Stephen Done: "Melwood, by all accounts, was an old wooden shed and the grass was worse than on a park for Sunday football. It was shambolic. In fact they hardly ever used to do any training there. They just used to go on road runs. Training on tarmac was, of course, not ideal seeing as you actually play the game on grass. How that method worked no-one is quite sure! They'd also run up and down sand dunes and stuff like that. Basically the ground was shabby, the training was shabby and the directors picked the team, which was typical of the time. But Shankly wasn't having any of this."
Ronnie Moran: "He got rid of a lot of players early on and then he brought players in who were like-minded in their thinking about the game. If he didn't get what he wanted off them then they too would be away. He'd either leave them out of the team or get rid of them to other clubs."
Dave Hickson (LFC player 1959-61): "Bill had his own way of doing things. He had a great love of the game and nobody was unbeatable with him. Everyone has heard the stories before about how he would rubbish the great players like Bobby Charlton and Billy Wright in order to give his team confidence. All the things you've heard about the psychology of Bill Shankly are true. It was wonderful."
Ronnie Moran: "He introduced a lot on small-sided games into our training, which was great because before that we'd always done a lot of running. And he'd watch players closely because his train of thought was if players do not work hard in training then they won't work hard on matchdays. We didn't win all the time initially but we didn't lose as many as we had been."
Stephen Done: "The one thing he didn't change however was the backroom staff. He recognised that there was already coaching staff at the club of great note and of course the bootroom was born by retaining these guys."
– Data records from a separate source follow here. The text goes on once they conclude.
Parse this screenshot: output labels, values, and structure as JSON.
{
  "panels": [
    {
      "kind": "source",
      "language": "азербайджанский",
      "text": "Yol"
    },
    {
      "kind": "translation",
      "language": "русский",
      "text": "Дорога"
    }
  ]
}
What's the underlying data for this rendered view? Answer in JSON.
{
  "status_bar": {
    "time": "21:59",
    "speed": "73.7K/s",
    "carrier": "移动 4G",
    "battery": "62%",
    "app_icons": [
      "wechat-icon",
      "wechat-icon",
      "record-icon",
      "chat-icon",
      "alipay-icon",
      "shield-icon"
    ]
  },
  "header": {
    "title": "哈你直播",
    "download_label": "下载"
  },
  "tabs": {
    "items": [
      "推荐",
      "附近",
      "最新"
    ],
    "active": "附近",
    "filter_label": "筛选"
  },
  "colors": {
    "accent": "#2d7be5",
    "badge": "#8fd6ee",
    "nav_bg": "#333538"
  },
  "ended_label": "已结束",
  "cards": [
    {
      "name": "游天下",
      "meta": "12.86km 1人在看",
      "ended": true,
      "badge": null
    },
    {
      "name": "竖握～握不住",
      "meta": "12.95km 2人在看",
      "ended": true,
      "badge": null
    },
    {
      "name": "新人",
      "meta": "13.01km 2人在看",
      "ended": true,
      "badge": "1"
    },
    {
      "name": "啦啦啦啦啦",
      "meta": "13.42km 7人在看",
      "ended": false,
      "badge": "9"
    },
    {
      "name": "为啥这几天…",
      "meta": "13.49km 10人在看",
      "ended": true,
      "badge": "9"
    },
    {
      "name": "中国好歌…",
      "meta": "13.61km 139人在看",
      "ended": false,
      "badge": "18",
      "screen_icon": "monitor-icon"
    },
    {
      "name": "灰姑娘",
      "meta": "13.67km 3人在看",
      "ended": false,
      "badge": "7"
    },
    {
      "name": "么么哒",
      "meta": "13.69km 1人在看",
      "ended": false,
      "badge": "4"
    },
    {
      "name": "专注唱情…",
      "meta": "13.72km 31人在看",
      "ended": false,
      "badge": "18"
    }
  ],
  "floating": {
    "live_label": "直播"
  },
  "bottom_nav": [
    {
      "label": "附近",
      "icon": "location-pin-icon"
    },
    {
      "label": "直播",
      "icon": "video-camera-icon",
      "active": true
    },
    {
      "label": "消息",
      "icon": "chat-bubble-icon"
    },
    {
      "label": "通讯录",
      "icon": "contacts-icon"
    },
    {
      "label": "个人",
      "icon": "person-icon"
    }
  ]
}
Ronnie Moran: "Bill was an honest type of bloke and he probably knew Bob, Joe and Rueben from his earlier days in the game. He'd have known what characters they were and as it turned out they had great success together."
Shankly's officially took charge of his first Liverpool game on December 19th. Unfortunately, he could only sit and watch as the Reds crashed to a 4-0 home defeat against Cardiff City. Another loss at Charlton followed a week later but on December 28th he recorded his first win – 2-0 in the Anfield return against the Addicks – and a new era was up and running.
Peter Hooton (LFC fan & former lead singer of The Farm): "If we'd have had a less charismatic manager things might not have developed as they have done for this club. Shankly once famously said that he wanted to build this club into an institution, a bastion of invincibility where opposing teams would come and think, 'Oh no, we're playing Liverpool.'"
Bill Shankly: "My idea was to build Liverpool into a bastion of invincibility. Napoleon had that idea and he conquered the bloody world! And that's what I wanted; for Liverpool to be untouchable. My idea was to build Liverpool up and up and up until eventually everyone would have to submit and give in."
Stephen Done: "No-one must ever forget that he absolutely revolutionised Liverpool Football Club. And he set up a system that lasted right through to the days when Bob Paisley, Joe Fagan and then Kenny Dalglish took over. Right up until say the beginning of the Nineties, what Shankly started continued."
Peter Hooton: "Since the Sixties, Liverpool's record is second to none, in Europe as well. And there is an actual feeling that there is an institution here. And even though we've had tragedies, tragedies we've all cried over, there was always that feeling that this is a special club. Not many clubs have got that and obviously we have to thank Bill Shankly for that. Everything stems from the day he came to Anfield in December 1959.